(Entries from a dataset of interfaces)
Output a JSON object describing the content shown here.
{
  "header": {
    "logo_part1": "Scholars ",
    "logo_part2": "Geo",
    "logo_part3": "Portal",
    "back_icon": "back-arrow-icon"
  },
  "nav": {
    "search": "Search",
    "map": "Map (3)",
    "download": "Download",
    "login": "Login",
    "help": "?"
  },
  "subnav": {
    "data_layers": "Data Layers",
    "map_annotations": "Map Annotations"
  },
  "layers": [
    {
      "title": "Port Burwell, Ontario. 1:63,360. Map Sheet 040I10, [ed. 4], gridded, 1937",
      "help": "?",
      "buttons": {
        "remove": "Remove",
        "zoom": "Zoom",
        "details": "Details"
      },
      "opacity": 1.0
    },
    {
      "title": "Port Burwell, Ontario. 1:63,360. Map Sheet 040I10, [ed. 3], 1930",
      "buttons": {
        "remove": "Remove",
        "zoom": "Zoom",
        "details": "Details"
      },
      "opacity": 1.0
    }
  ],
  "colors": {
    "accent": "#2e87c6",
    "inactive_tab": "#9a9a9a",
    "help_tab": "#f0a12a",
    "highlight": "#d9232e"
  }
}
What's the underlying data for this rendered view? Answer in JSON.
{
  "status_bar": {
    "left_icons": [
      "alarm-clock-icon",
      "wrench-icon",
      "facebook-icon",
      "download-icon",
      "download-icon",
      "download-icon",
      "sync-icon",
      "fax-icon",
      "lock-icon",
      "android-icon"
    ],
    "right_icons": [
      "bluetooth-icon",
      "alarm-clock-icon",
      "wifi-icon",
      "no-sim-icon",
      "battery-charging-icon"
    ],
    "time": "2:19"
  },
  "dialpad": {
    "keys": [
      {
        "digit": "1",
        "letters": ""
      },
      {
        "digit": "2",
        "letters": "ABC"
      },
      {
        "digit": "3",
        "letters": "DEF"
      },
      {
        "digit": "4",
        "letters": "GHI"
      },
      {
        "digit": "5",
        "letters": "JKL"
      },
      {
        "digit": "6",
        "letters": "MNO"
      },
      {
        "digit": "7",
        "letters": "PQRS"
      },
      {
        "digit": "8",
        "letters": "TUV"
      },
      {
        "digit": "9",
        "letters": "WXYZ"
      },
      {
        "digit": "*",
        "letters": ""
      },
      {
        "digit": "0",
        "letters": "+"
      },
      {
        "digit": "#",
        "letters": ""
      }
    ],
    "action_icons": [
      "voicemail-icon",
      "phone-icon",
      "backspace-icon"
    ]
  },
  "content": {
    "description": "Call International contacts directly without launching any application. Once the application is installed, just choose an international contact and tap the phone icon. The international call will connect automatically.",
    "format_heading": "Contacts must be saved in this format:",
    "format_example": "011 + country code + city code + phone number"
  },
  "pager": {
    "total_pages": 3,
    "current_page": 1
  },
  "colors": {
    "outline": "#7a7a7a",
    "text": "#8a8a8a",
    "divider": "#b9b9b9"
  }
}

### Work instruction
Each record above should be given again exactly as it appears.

### Solution to this exercise
Output a JSON object describing the content shown here.
{
  "header": {
    "logo_part1": "Scholars ",
    "logo_part2": "Geo",
    "logo_part3": "Portal",
    "back_icon": "back-arrow-icon"
  },
  "nav": {
    "search": "Search",
    "map": "Map (3)",
    "download": "Download",
    "login": "Login",
    "help": "?"
  },
  "subnav": {
    "data_layers": "Data Layers",
    "map_annotations": "Map Annotations"
  },
  "layers": [
    {
      "title": "Port Burwell, Ontario. 1:63,360. Map Sheet 040I10, [ed. 4], gridded, 1937",
      "help": "?",
      "buttons": {
        "remove": "Remove",
        "zoom": "Zoom",
        "details": "Details"
      },
      "opacity": 1.0
    },
    {
      "title": "Port Burwell, Ontario. 1:63,360. Map Sheet 040I10, [ed. 3], 1930",
      "buttons": {
        "remove": "Remove",
        "zoom": "Zoom",
        "details": "Details"
      },
      "opacity": 1.0
    }
  ],
  "colors": {
    "accent": "#2e87c6",
    "inactive_tab": "#9a9a9a",
    "help_tab": "#f0a12a",
    "highlight": "#d9232e"
  }
}
What's the underlying data for this rendered view? Answer in JSON.
{
  "status_bar": {
    "left_icons": [
      "alarm-clock-icon",
      "wrench-icon",
      "facebook-icon",
      "download-icon",
      "download-icon",
      "download-icon",
      "sync-icon",
      "fax-icon",
      "lock-icon",
      "android-icon"
    ],
    "right_icons": [
      "bluetooth-icon",
      "alarm-clock-icon",
      "wifi-icon",
      "no-sim-icon",
      "battery-charging-icon"
    ],
    "time": "2:19"
  },
  "dialpad": {
    "keys": [
      {
        "digit": "1",
        "letters": ""
      },
      {
        "digit": "2",
        "letters": "ABC"
      },
      {
        "digit": "3",
        "letters": "DEF"
      },
      {
        "digit": "4",
        "letters": "GHI"
      },
      {
        "digit": "5",
        "letters": "JKL"
      },
      {
        "digit": "6",
        "letters": "MNO"
      },
      {
        "digit": "7",
        "letters": "PQRS"
      },
      {
        "digit": "8",
        "letters": "TUV"
      },
      {
        "digit": "9",
        "letters": "WXYZ"
      },
      {
        "digit": "*",
        "letters": ""
      },
      {
        "digit": "0",
        "letters": "+"
      },
      {
        "digit": "#",
        "letters": ""
      }
    ],
    "action_icons": [
      "voicemail-icon",
      "phone-icon",
      "backspace-icon"
    ]
  },
  "content": {
    "description": "Call International contacts directly without launching any application. Once the application is installed, just choose an international contact and tap the phone icon. The international call will connect automatically.",
    "format_heading": "Contacts must be saved in this format:",
    "format_example": "011 + country code + city code + phone number"
  },
  "pager": {
    "total_pages": 3,
    "current_page": 1
  },
  "colors": {
    "outline": "#7a7a7a",
    "text": "#8a8a8a",
    "divider": "#b9b9b9"
  }
}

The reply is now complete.